*Matthew 21:1-11 & Commentary

**”Hosanna” means “God saves”.  YouTube lyric video of Hosanna – Hillsong

Holy Week Timeline

Look, the World Has Gone After Him: Prelude to Palm Sunday – Jon Bloom

The Significance of Palm Sunday in Relation to Passover

Kings Riding on Donkeys? What?

Photo Gallery: Egypt’s Coptic Christians Celebrate Palm Sunday – When our children were young, we lived in Cairo, and bought palm fronds to make some of these crafts, as well as buying them ready-made.

Holy Week – Each Day of that Week in the Life of Jesus – Right Through to His Death, Burial, and Resurrection

Blog - Holy Week - fumcamesPhoto Credit: FUMCAmes

[From the Archives]

“The resurrection of Jesus changes the face of death for all His people.

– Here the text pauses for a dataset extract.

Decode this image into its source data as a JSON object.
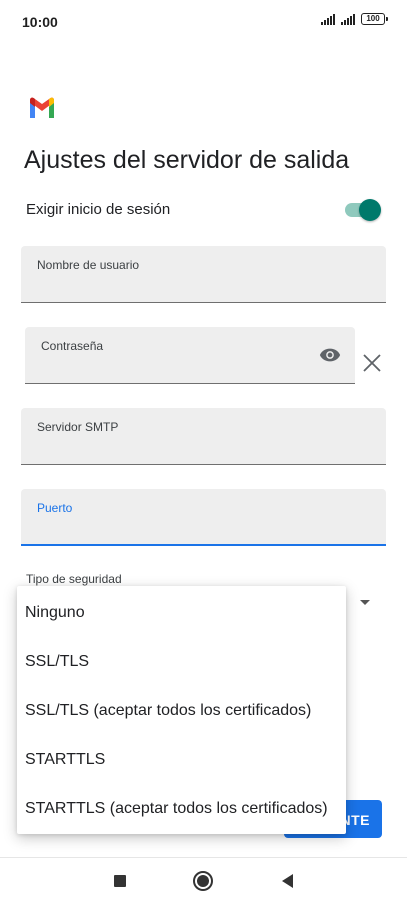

Death is no longer a prison, but a passage into God’s presence.  Easter says you can put truth in a grave, but it won’t stay there.”Clarence W. Hall

This week coming up is not like any other in the calendar. Through the centuries, this week has been considered holy. We note each day as significant because of what happened for the sake of all humanity in the space of 8 days…8 days that changed history forever.

Many writers commemorate Holy Week. I wrote a series of articles myself (links are below). Desiring God also has a great series on Holy Week…and Mike Mobley’s Events of the Holy Week. Then there’s Tom Elliff’s beautiful piece on The Easter I’ll Never Forget. You can find much to read on these incredible days of Jesus’ life.

In all the busyness of this month, with school assignments, work deadlines, and Spring vacations, don’t miss Holy Week.

Don’t miss Jesus of Nazareth…whose life is set in history and who sets us into His Story.

Day 1 of Holy Week – Palm Sunday – Jesus’ Triumphant Entry into Jerusalem on the Way to the Cross

Jesus and Holy Week – Monday, Day 2 – Jesus Curses a Fig Tree and Cleanses the Temple

Jesus and Holy Week – Tuesday, Day 3 – a Long Day teaching & Countering Religious Opposition

Jesus and Holy Week – Wednesday, Day 4 – a Day of Quiet Before the Storm – and We Worship

Jesus and Holy Week – Thursday, Day 5 – Passover Celebration and His Last Supper Before the Cross

Jesus and Holy Week – Day 6 – Good Friday – His Trial, Crucifixion, & Burial

Jesus and Holy Week – Saturday, Day 7 – Black Saturday – the Silent Tomb

Jesus and Holy Week – Day 8 – He is Risen! Resurrection Sunday

Resurrection of Jesus – Slideshare

“For I delivered to you first of all that which I also received: that Christ died for our sins according to the Scriptures, and that He was buried, and that He rose again the third day according to the Scriptures, and that He was seen by Cephas, then by the twelve. After that He was seen by over five hundred brethren at once, of whom the greater part remain to the present, but some have fallen asleep. After that He was seen by James, then by all the apostles.”  – the Apostle Paul, 1 Corinthians 15:3–7

Blog - Holy Week - resurrection - the gospel coalitionPhoto Credit: The Gospel Coalition